The entrance hall was 47 feet (14.3m) long, and illustrates just how an impressive entrance is used throughout history, as a means to highlight the owner’s standing in the community.
Notice the exuberance of fresh flowers in this and subsequent pictures.
The 37 x 27ft (11.2 x 8.2m) Victorian Salon or Victorian drawing room featured exotic summer flower arrangements to show both the owner’s taste in quality plants and the owner’s garden’s ability to provide them.
Notice the palm leaf and the height of the arrangements. The flowers would be refreshed by replacements from the garden.
There were dedicated greenhouses for palm and ferns accordingly.
The Victorian Salon contents include Cloissone, Dolton, Dresden,Wedgewood, Worcester and a lot of ‘Venetian glass’. There were numerous oriental pieces, alabaster and bronze statues. An eight bottle silver cruet weighing 32oz went for £7. While a Rosewood Blucher piano like the one picture can sell for about $30,000 today. Capt F.C. Selous is credited with painting the frieze – see Selous’s own page. The fireplace is dated 1884 which ties in neatly with the estimate of the garden construction.
The 1933 auction list details a pair of 18″ high Dresden china vases that sold for £4.15s.0d or £4.75p. There must have been a lot of tea taken with guests in the summer in the drawing room which led out to the terrace. One 40 piece Minton breakfast set sold for just over £27, and the tea and breakfast set by Dresden containing 66 pieces was sold for £6.10s.0d, while two Old Spode tea and coffee sets of 46 and 35 pieces sold for £15 and £8 respectively.
The Victorian Dining Room was a very ornate affair, typical of the period and, like the drawing room, appearing far too cluttered to the contemporary eye. The auction list of 1933 makes for fascinating reading. A few items are included below for comparison and where appropriate the selling price is included.
Dinner sets: A 126-piece Ironstone set (£12, !5), a 150-piece decorated French set (£35) and the decorated Japanese set of 110 pieces sold for just £9.
While you may be considering where the dining sets might be stored, there were two 5 ft wide carved oak dining tables, one with seven leaves that could extend to 15 ft (5m), the other extendible to 12 ft (4m). The drinks list was quite extensive and included Krug 1904, Rennart, Napoleon, Claret, Hock and Sloe gin. Very nice by anyone’s standard.
Examples of a ‘good read’ then included: ‘Punch’ and ‘Pall Mall’ magazine, Alison’s Europe, the diaries of Pepy’s and Madam D’Arblay, Grote’s History of Greece, 28 vols of ‘Ancient Classics’, the Works of Thomas Carlyle and the Works of Charles Read, Society Pictures by George Du Maurier.
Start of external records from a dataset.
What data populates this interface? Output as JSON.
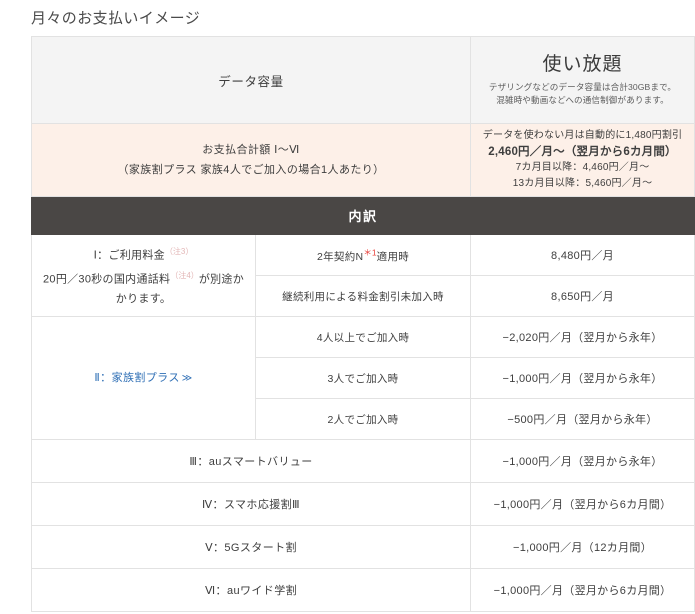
{
  "page_title": "月々のお支払いイメージ",
  "header": {
    "left_label": "データ容量",
    "right_title": "使い放題",
    "right_note_line1": "テザリングなどのデータ容量は合計30GBまで。",
    "right_note_line2": "混雑時や動画などへの通信制御があります。"
  },
  "total_row": {
    "label_line1": "お支払合計額 Ⅰ〜Ⅵ",
    "label_line2": "（家族割プラス 家族4人でご加入の場合1人あたり）",
    "value_line1": "データを使わない月は自動的に1,480円割引",
    "value_line2": "2,460円／月〜（翌月から6カ月間）",
    "value_line3": "7カ月目以降：4,460円／月〜",
    "value_line4": "13カ月目以降：5,460円／月〜"
  },
  "band_label": "内訳",
  "breakdown": {
    "row1": {
      "label_main": "Ⅰ：ご利用料金",
      "label_footnote": "（注3）",
      "label_sub_a": "20円／30秒の国内通話料",
      "label_sub_footnote": "（注4）",
      "label_sub_b": "が別途かかります。",
      "items": [
        {
          "condition": "2年契約N",
          "condition_footnote": "＊1",
          "condition_tail": "適用時",
          "value": "8,480円／月"
        },
        {
          "condition": "継続利用による料金割引未加入時",
          "condition_footnote": "",
          "condition_tail": "",
          "value": "8,650円／月"
        }
      ]
    },
    "row2": {
      "label": "Ⅱ：家族割プラス",
      "label_chevron": "≫",
      "items": [
        {
          "condition": "4人以上でご加入時",
          "value": "−2,020円／月（翌月から永年）"
        },
        {
          "condition": "3人でご加入時",
          "value": "−1,000円／月（翌月から永年）"
        },
        {
          "condition": "2人でご加入時",
          "value": "−500円／月（翌月から永年）"
        }
      ]
    },
    "simple_rows": [
      {
        "label": "Ⅲ：auスマートバリュー",
        "value": "−1,000円／月（翌月から永年）"
      },
      {
        "label": "Ⅳ：スマホ応援割Ⅲ",
        "value": "−1,000円／月（翌月から6カ月間）"
      },
      {
        "label": "Ⅴ：5Gスタート割",
        "value": "−1,000円／月（12カ月間）"
      },
      {
        "label": "Ⅵ：auワイド学割",
        "value": "−1,000円／月（翌月から6カ月間）"
      }
    ]
  },
  "colors": {
    "band_bg": "#4a4745",
    "total_bg": "#fdf0e8",
    "header_bg": "#f4f4f4",
    "link": "#2f6fb5",
    "footnote_red": "#e8403a",
    "footnote_pink": "#e3b7b7",
    "border": "#e2e2e2"
  }
}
Several volumes by C. D. Gibson include ‘London’ and ‘Americans’. Gibson was a cartoonist who provided a piercing critique of the men and women who inhabited his world exposing their pomposity and vanity.
Entertaining family and friends featured largely in the summer months at the Winsford Tower Estate as it did with every Victorian Estate. The Terrace set out for games of croquet must have been very popular on warm sunny days, so too would the boating lake with its trout and duck. On colder days (male) visitors the could withdraw to the billiard room. We know from family documents, that going out for day trips in one of the cars were extremely popular.
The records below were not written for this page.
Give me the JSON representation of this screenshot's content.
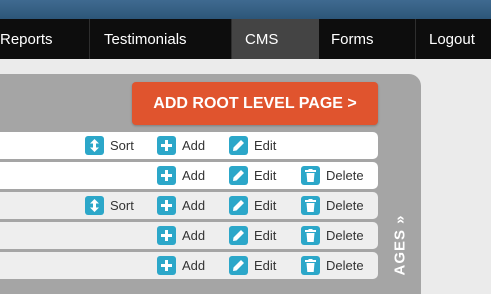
{
  "nav": {
    "items": [
      {
        "label": "Reports",
        "active": false
      },
      {
        "label": "Testimonials",
        "active": false
      },
      {
        "label": "CMS",
        "active": true
      },
      {
        "label": "Forms",
        "active": false
      },
      {
        "label": "Logout",
        "active": false
      }
    ]
  },
  "add_root_button": "ADD ROOT LEVEL PAGE >",
  "side_tab": "AGES »",
  "rows": [
    {
      "sort": "Sort",
      "add": "Add",
      "edit": "Edit"
    },
    {
      "add": "Add",
      "edit": "Edit",
      "delete": "Delete"
    },
    {
      "sort": "Sort",
      "add": "Add",
      "edit": "Edit",
      "delete": "Delete"
    },
    {
      "add": "Add",
      "edit": "Edit",
      "delete": "Delete"
    },
    {
      "add": "Add",
      "edit": "Edit",
      "delete": "Delete"
    }
  ],
  "colors": {
    "topbar": "#35608a",
    "nav_bg": "#0d0d0d",
    "nav_active": "#444444",
    "primary_button": "#e0542e",
    "icon_accent": "#2ca7c9",
    "panel": "#a5a5a5"
  }
}
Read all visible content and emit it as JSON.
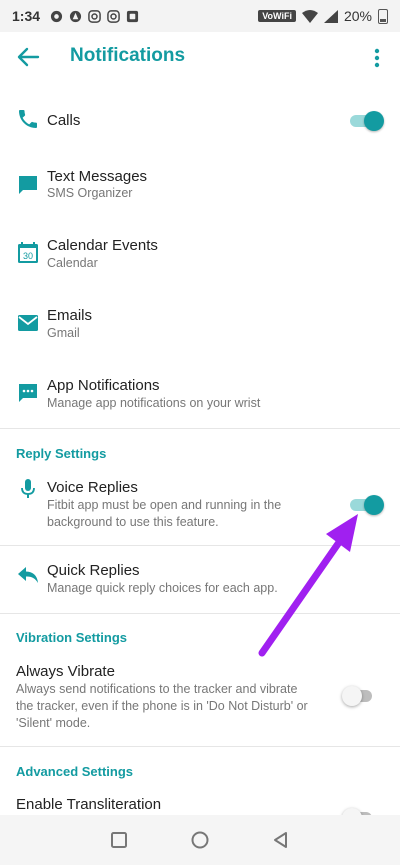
{
  "status": {
    "time": "1:34",
    "network": "VoWiFi",
    "battery": "20%"
  },
  "appbar": {
    "title": "Notifications"
  },
  "rows": {
    "calls": {
      "title": "Calls",
      "toggle": "on"
    },
    "text_messages": {
      "title": "Text Messages",
      "subtitle": "SMS Organizer"
    },
    "calendar_events": {
      "title": "Calendar Events",
      "subtitle": "Calendar",
      "icon_number": "30"
    },
    "emails": {
      "title": "Emails",
      "subtitle": "Gmail"
    },
    "app_notifications": {
      "title": "App Notifications",
      "subtitle": "Manage app notifications on your wrist"
    }
  },
  "reply_settings": {
    "header": "Reply Settings",
    "voice_replies": {
      "title": "Voice Replies",
      "subtitle_line1": "Fitbit app must be open and running in the",
      "subtitle_line2": "background to use this feature.",
      "toggle": "on"
    },
    "quick_replies": {
      "title": "Quick Replies",
      "subtitle": "Manage quick reply choices for each app."
    }
  },
  "vibration_settings": {
    "header": "Vibration Settings",
    "always_vibrate": {
      "title": "Always Vibrate",
      "subtitle_line1": "Always send notifications to the tracker and vibrate",
      "subtitle_line2": "the tracker, even if the phone is in 'Do Not Disturb' or",
      "subtitle_line3": "'Silent' mode.",
      "toggle": "off"
    }
  },
  "advanced_settings": {
    "header": "Advanced Settings",
    "enable_transliteration": {
      "title": "Enable Transliteration",
      "toggle": "off"
    }
  },
  "colors": {
    "accent": "#139ba1",
    "annotation_arrow": "#a020f0"
  },
  "icons": {
    "back": "arrow-left-icon",
    "overflow": "more-vert-icon",
    "calls": "phone-icon",
    "text_messages": "chat-bubble-icon",
    "calendar": "calendar-icon",
    "emails": "mail-icon",
    "app_notifications": "dotted-bubble-icon",
    "voice_replies": "microphone-icon",
    "quick_replies": "reply-icon"
  }
}
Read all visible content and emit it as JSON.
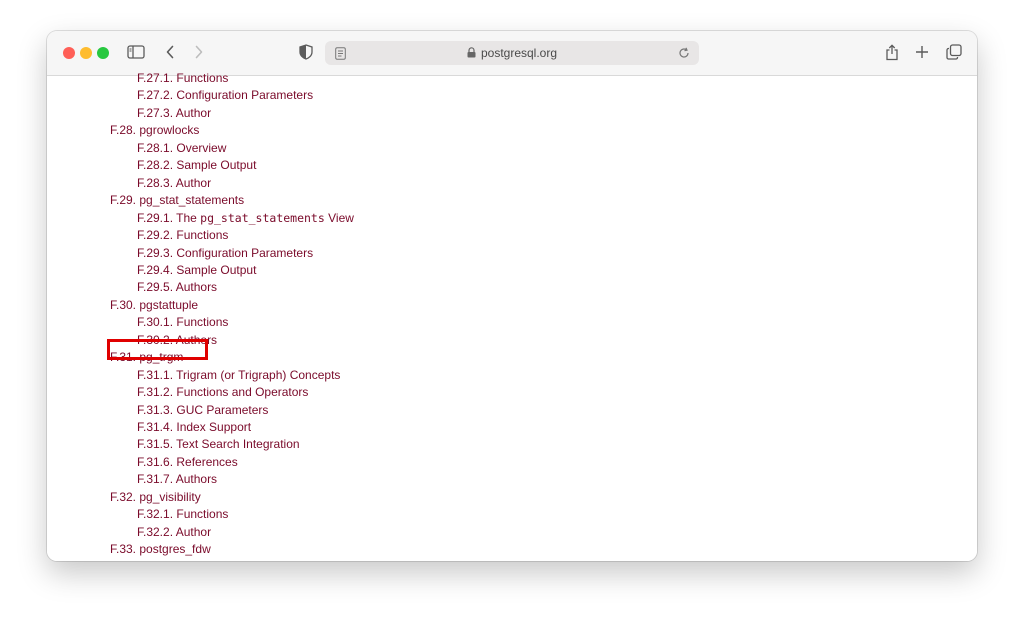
{
  "browser": {
    "url": "postgresql.org",
    "colors": {
      "link": "#7a0a2a",
      "highlight": "#e00000"
    }
  },
  "toc": [
    {
      "level": 2,
      "number": "F.27.1.",
      "text": "Functions"
    },
    {
      "level": 2,
      "number": "F.27.2.",
      "text": "Configuration Parameters"
    },
    {
      "level": 2,
      "number": "F.27.3.",
      "text": "Author"
    },
    {
      "level": 1,
      "number": "F.28.",
      "text": "pgrowlocks"
    },
    {
      "level": 2,
      "number": "F.28.1.",
      "text": "Overview"
    },
    {
      "level": 2,
      "number": "F.28.2.",
      "text": "Sample Output"
    },
    {
      "level": 2,
      "number": "F.28.3.",
      "text": "Author"
    },
    {
      "level": 1,
      "number": "F.29.",
      "text": "pg_stat_statements"
    },
    {
      "level": 2,
      "number": "F.29.1.",
      "text_pre": "The",
      "code": "pg_stat_statements",
      "text_post": "View"
    },
    {
      "level": 2,
      "number": "F.29.2.",
      "text": "Functions"
    },
    {
      "level": 2,
      "number": "F.29.3.",
      "text": "Configuration Parameters"
    },
    {
      "level": 2,
      "number": "F.29.4.",
      "text": "Sample Output"
    },
    {
      "level": 2,
      "number": "F.29.5.",
      "text": "Authors"
    },
    {
      "level": 1,
      "number": "F.30.",
      "text": "pgstattuple",
      "highlighted": true
    },
    {
      "level": 2,
      "number": "F.30.1.",
      "text": "Functions"
    },
    {
      "level": 2,
      "number": "F.30.2.",
      "text": "Authors"
    },
    {
      "level": 1,
      "number": "F.31.",
      "text": "pg_trgm"
    },
    {
      "level": 2,
      "number": "F.31.1.",
      "text": "Trigram (or Trigraph) Concepts"
    },
    {
      "level": 2,
      "number": "F.31.2.",
      "text": "Functions and Operators"
    },
    {
      "level": 2,
      "number": "F.31.3.",
      "text": "GUC Parameters"
    },
    {
      "level": 2,
      "number": "F.31.4.",
      "text": "Index Support"
    },
    {
      "level": 2,
      "number": "F.31.5.",
      "text": "Text Search Integration"
    },
    {
      "level": 2,
      "number": "F.31.6.",
      "text": "References"
    },
    {
      "level": 2,
      "number": "F.31.7.",
      "text": "Authors"
    },
    {
      "level": 1,
      "number": "F.32.",
      "text": "pg_visibility"
    },
    {
      "level": 2,
      "number": "F.32.1.",
      "text": "Functions"
    },
    {
      "level": 2,
      "number": "F.32.2.",
      "text": "Author"
    },
    {
      "level": 1,
      "number": "F.33.",
      "text": "postgres_fdw"
    }
  ]
}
The main house no longer exists. Too expensive for successive owners to maintain. Unfortunately, each in turn removed and sold valuable building components prior to selling on. In this way, the house gradually lost its expensive internal decorations, the lead in the roof, and roof slates even.
We do know that by the 1950′s, the house was suffering from wet rot, fire (insurance scam?) before suffering the ultimate ignominy of being demolished for its stone walls. Sad perhaps, but it was the way of many grand houses in the UK from the 1950′s onwards.
The last two photographs offer a direct comparison, 1905 and 1930 respectively.
From our own point of view, the flip side to all this is that if the house did still exist and the gardens were still attached, the walled gardens as they are today would have been far beyond our financial means…